The majority concluded that the endorsement clearly established that the borrower was an intended beneficiary of the contract. "All of these provisions of this endorsement are meaningful only if the "Insured" and "you" referenced in the Definitions and Property Coverages of Endorsement #12 mean the homeowner of an owner-occupied property reported by Flagstaff [the lender] to Lexington [the insurer] on Lexington's reporting forms as having force placed Homeowners Coverage and if the Homeowners Coverage part of the Policy is interpreted as directly insuring the homeowner against loss to property, both real and personal, as well as insuring him against personal liability and certain other personal losses, such as loss of use of the property and additional living expenses." Alvarado at 35-36. "We conclude ... that the additional coverage in Endorsement #12 for which the homeowner is forced to pay additional premiums "ha[s] no purpose whatever" and is meaningless unless the "Special Broad Form Homeowners Coverage" was intended by Lexington, the insurer of the property, and Flagstaff, the mortgagee, to directly benefit the mortgagors and homeowners of the properties specifically described ... on Lexington's reporting forms, including Alvarado." Id. at 41. Coverage practitioners will recognize the majority's decision as a simple application of one of the basic rules of coverage: contra proferentem - the policy will be construed against the one who drafted it.

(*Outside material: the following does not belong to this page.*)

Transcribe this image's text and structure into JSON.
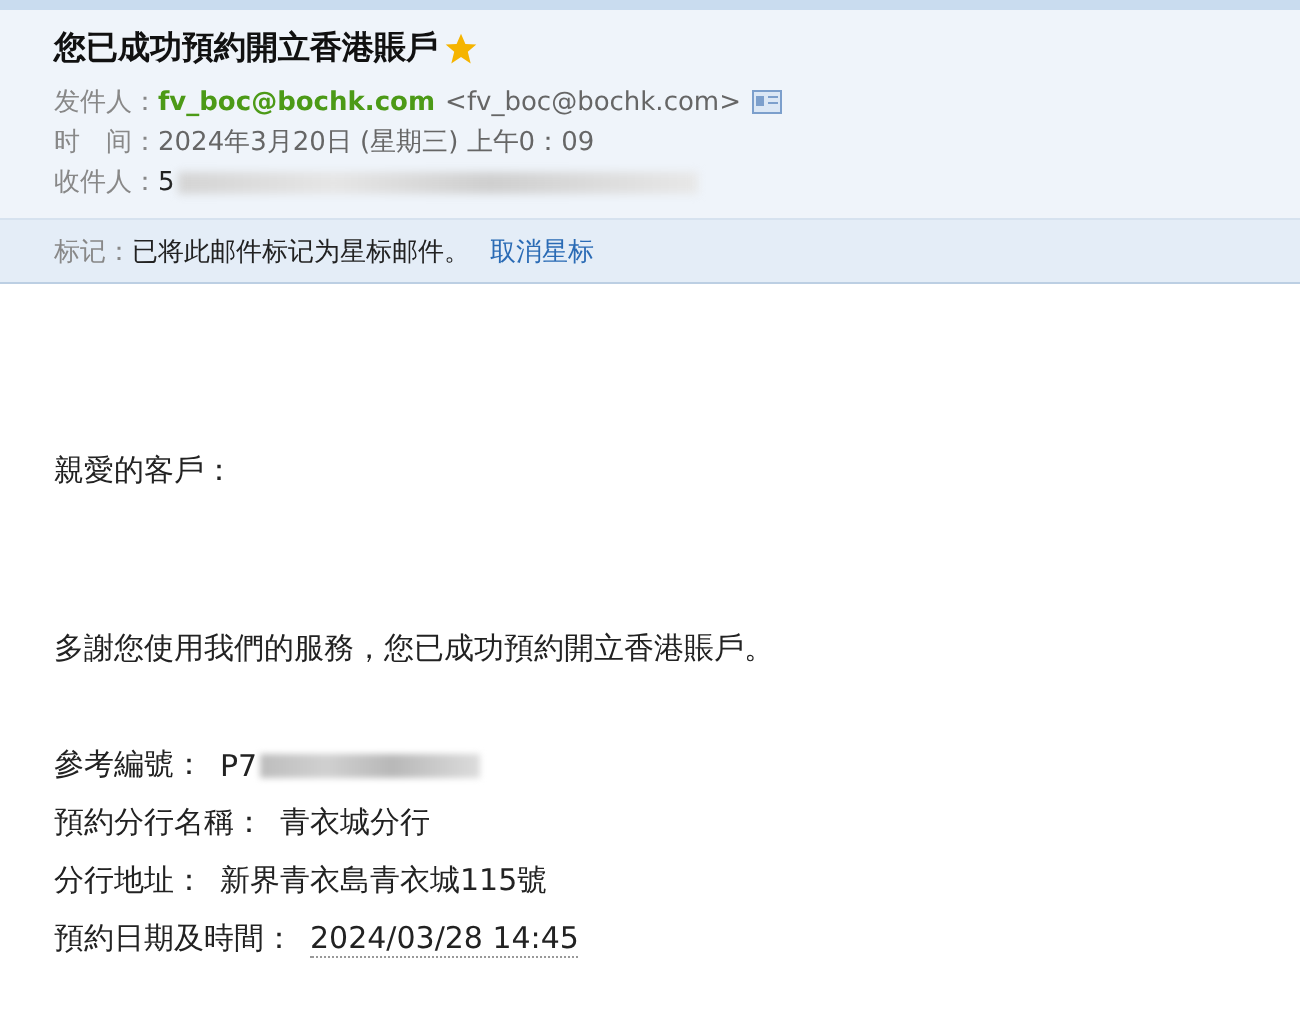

The dissent rejected all that: "The borrower nonetheless is not a third-party beneficiary to [the force placed policy]: he is neither named as an additional insured nor expressly contemplated to be a beneficiary under it, as defined by its terms—most particularly, its liability limits. To rely on provisions that provide homeowner-types of coverage to conclude that the borrower is insured for these homeowner risks would provide more insurance coverage to the borrower than it does to the named-insured lender, whose coverage is limited to losses in which the lender has "a mortgage or ownership interest." But it is axiomatic that a third-party beneficiary cannot claim more rights under the contract than that of the first-party rights it relies on for enforcement." Alvarado (Bland, J., dissenting) at 11.
We take two lessons from Alvarado. First, it teaches that force placed policies may provide more coverage than a lender or insurer will later argue they anticipated. Policyholders in the unfortunate position of being subject to force placed coverage should not relinquish this possible source of coverage without closely examining the force placed policy for which they are being billed.

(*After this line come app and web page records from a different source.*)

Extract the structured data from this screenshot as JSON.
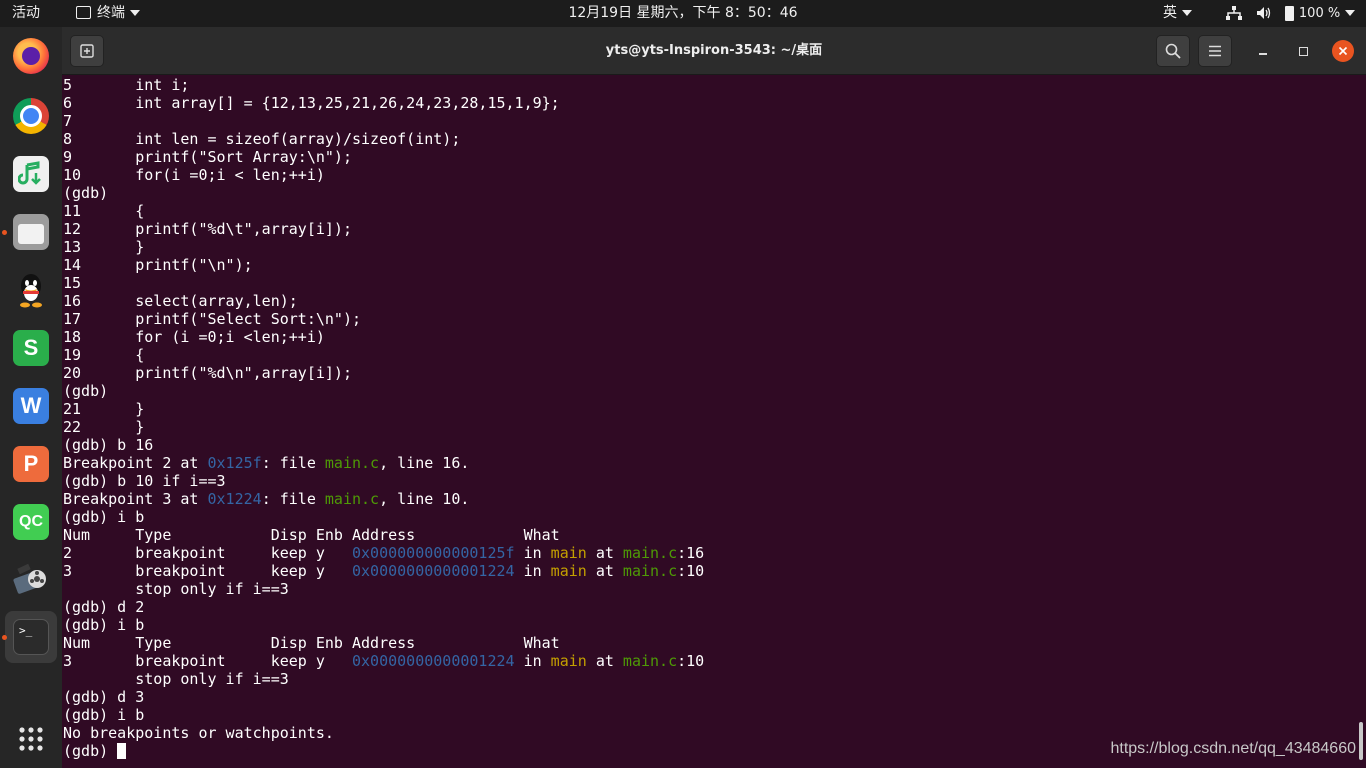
{
  "topbar": {
    "activities": "活动",
    "app_menu": "终端",
    "clock": "12月19日 星期六，下午 8：50：46",
    "input_method": "英",
    "battery": "100 %"
  },
  "dock": {
    "apps": [
      "firefox",
      "chrome",
      "music-downloader",
      "files",
      "qq",
      "wps-spreadsheets",
      "wps-writer",
      "wps-presentation",
      "qt-creator",
      "video-editor",
      "terminal"
    ],
    "wps_s": "S",
    "wps_w": "W",
    "wps_p": "P",
    "qt": "QC",
    "terminal_glyph": ">_"
  },
  "window": {
    "title": "yts@yts-Inspiron-3543: ~/桌面"
  },
  "terminal": {
    "lines": [
      [
        {
          "t": "5       int i;"
        }
      ],
      [
        {
          "t": "6       int array[] = {12,13,25,21,26,24,23,28,15,1,9};"
        }
      ],
      [
        {
          "t": "7"
        }
      ],
      [
        {
          "t": "8       int len = sizeof(array)/sizeof(int);"
        }
      ],
      [
        {
          "t": "9       printf(\"Sort Array:\\n\");"
        }
      ],
      [
        {
          "t": "10      for(i =0;i < len;++i)"
        }
      ],
      [
        {
          "t": "(gdb)"
        }
      ],
      [
        {
          "t": "11      {"
        }
      ],
      [
        {
          "t": "12      printf(\"%d\\t\",array[i]);"
        }
      ],
      [
        {
          "t": "13      }"
        }
      ],
      [
        {
          "t": "14      printf(\"\\n\");"
        }
      ],
      [
        {
          "t": "15"
        }
      ],
      [
        {
          "t": "16      select(array,len);"
        }
      ],
      [
        {
          "t": "17      printf(\"Select Sort:\\n\");"
        }
      ],
      [
        {
          "t": "18      for (i =0;i <len;++i)"
        }
      ],
      [
        {
          "t": "19      {"
        }
      ],
      [
        {
          "t": "20      printf(\"%d\\n\",array[i]);"
        }
      ],
      [
        {
          "t": "(gdb)"
        }
      ],
      [
        {
          "t": "21      }"
        }
      ],
      [
        {
          "t": "22      }"
        }
      ],
      [
        {
          "t": "(gdb) b 16"
        }
      ],
      [
        {
          "t": "Breakpoint 2 at "
        },
        {
          "t": "0x125f",
          "c": "addr"
        },
        {
          "t": ": file "
        },
        {
          "t": "main.c",
          "c": "file"
        },
        {
          "t": ", line 16."
        }
      ],
      [
        {
          "t": "(gdb) b 10 if i==3"
        }
      ],
      [
        {
          "t": "Breakpoint 3 at "
        },
        {
          "t": "0x1224",
          "c": "addr"
        },
        {
          "t": ": file "
        },
        {
          "t": "main.c",
          "c": "file"
        },
        {
          "t": ", line 10."
        }
      ],
      [
        {
          "t": "(gdb) i b"
        }
      ],
      [
        {
          "t": "Num     Type           Disp Enb Address            What"
        }
      ],
      [
        {
          "t": "2       breakpoint     keep y   "
        },
        {
          "t": "0x000000000000125f",
          "c": "addr"
        },
        {
          "t": " in "
        },
        {
          "t": "main",
          "c": "func"
        },
        {
          "t": " at "
        },
        {
          "t": "main.c",
          "c": "file"
        },
        {
          "t": ":16"
        }
      ],
      [
        {
          "t": "3       breakpoint     keep y   "
        },
        {
          "t": "0x0000000000001224",
          "c": "addr"
        },
        {
          "t": " in "
        },
        {
          "t": "main",
          "c": "func"
        },
        {
          "t": " at "
        },
        {
          "t": "main.c",
          "c": "file"
        },
        {
          "t": ":10"
        }
      ],
      [
        {
          "t": "        stop only if i==3"
        }
      ],
      [
        {
          "t": "(gdb) d 2"
        }
      ],
      [
        {
          "t": "(gdb) i b"
        }
      ],
      [
        {
          "t": "Num     Type           Disp Enb Address            What"
        }
      ],
      [
        {
          "t": "3       breakpoint     keep y   "
        },
        {
          "t": "0x0000000000001224",
          "c": "addr"
        },
        {
          "t": " in "
        },
        {
          "t": "main",
          "c": "func"
        },
        {
          "t": " at "
        },
        {
          "t": "main.c",
          "c": "file"
        },
        {
          "t": ":10"
        }
      ],
      [
        {
          "t": "        stop only if i==3"
        }
      ],
      [
        {
          "t": "(gdb) d 3"
        }
      ],
      [
        {
          "t": "(gdb) i b"
        }
      ],
      [
        {
          "t": "No breakpoints or watchpoints."
        }
      ],
      [
        {
          "t": "(gdb) "
        }
      ]
    ]
  },
  "watermark": "https://blog.csdn.net/qq_43484660",
  "colors": {
    "terminal_bg": "#300a24",
    "address": "#3465a4",
    "filename": "#4e9a06",
    "function": "#c4a000",
    "accent": "#e95420"
  }
}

More importantly, however, is the need to recognize principles and considerations applicable in one situation, and to bring them to bear on new circumstances (such as those accompanying climate change). Lending institutions may be in the crosshairs as flood risks develop in the coming years and bank real estate portfolios are threatened. The numbers on which these portfolios were underwritten will no longer represent reality in that the risk of loss will be higher than anticipated. To protect themselves, banks may attempt to force place coverage. As Alvarado shows, however, the bank may come up short as the bank's borrower may have a claim on that protection.